■ Exercise instructions
Could you find each line of the data below that contains the word "avatar" and copy those lines?

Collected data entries
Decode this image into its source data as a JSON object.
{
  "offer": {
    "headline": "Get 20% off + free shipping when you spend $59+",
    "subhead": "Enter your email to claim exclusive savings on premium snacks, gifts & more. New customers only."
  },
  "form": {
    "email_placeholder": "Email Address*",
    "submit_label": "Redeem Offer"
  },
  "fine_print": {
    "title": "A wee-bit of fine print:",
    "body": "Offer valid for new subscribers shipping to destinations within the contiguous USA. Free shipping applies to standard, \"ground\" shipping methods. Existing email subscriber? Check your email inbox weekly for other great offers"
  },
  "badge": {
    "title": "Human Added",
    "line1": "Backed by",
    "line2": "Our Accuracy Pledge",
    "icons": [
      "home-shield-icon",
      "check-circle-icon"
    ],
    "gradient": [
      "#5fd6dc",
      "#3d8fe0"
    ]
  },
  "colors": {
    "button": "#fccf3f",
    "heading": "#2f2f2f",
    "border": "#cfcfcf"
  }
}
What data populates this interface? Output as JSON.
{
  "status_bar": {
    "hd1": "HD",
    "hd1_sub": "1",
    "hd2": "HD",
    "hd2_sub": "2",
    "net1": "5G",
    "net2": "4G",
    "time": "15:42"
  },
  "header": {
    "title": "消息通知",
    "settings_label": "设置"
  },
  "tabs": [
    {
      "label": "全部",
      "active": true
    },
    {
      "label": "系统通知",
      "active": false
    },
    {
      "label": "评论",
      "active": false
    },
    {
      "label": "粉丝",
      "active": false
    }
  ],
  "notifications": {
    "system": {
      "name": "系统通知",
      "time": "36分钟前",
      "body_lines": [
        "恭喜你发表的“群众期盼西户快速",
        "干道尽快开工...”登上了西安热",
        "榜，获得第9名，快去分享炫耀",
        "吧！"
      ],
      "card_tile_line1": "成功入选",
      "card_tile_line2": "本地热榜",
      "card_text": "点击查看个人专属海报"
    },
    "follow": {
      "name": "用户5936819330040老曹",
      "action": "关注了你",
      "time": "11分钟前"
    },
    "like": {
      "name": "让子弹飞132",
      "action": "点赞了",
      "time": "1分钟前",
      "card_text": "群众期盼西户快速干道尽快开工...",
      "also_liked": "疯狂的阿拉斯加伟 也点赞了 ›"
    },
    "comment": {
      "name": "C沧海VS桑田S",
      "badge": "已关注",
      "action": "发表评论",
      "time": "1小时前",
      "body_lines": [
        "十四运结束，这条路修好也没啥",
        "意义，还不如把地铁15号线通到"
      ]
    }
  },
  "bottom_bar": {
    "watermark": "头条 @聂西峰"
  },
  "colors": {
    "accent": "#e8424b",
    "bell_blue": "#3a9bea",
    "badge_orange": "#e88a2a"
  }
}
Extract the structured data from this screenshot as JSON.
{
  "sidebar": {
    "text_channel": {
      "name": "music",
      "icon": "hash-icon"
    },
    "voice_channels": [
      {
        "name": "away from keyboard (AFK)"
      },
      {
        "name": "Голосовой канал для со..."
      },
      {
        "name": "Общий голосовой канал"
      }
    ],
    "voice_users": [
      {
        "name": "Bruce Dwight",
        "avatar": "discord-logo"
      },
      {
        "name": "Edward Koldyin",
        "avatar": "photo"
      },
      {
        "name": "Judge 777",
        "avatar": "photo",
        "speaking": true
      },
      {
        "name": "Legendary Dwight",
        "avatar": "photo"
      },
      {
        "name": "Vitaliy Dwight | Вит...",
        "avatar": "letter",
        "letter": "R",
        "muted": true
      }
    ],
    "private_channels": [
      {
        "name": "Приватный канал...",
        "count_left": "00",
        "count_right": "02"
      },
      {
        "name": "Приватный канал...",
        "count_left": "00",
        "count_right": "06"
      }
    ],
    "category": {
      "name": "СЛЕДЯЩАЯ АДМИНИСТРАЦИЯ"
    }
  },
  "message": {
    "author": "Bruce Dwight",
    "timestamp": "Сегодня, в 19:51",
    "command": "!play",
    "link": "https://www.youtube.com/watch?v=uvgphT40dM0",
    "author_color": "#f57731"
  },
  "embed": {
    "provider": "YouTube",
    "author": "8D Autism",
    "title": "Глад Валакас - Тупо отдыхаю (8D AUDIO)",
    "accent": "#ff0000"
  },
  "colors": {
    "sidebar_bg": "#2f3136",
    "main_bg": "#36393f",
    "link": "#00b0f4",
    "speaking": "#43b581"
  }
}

■ Worked solution
        "avatar": "discord-logo"
        "avatar": "photo"
        "avatar": "photo",
        "avatar": "photo"
        "avatar": "letter",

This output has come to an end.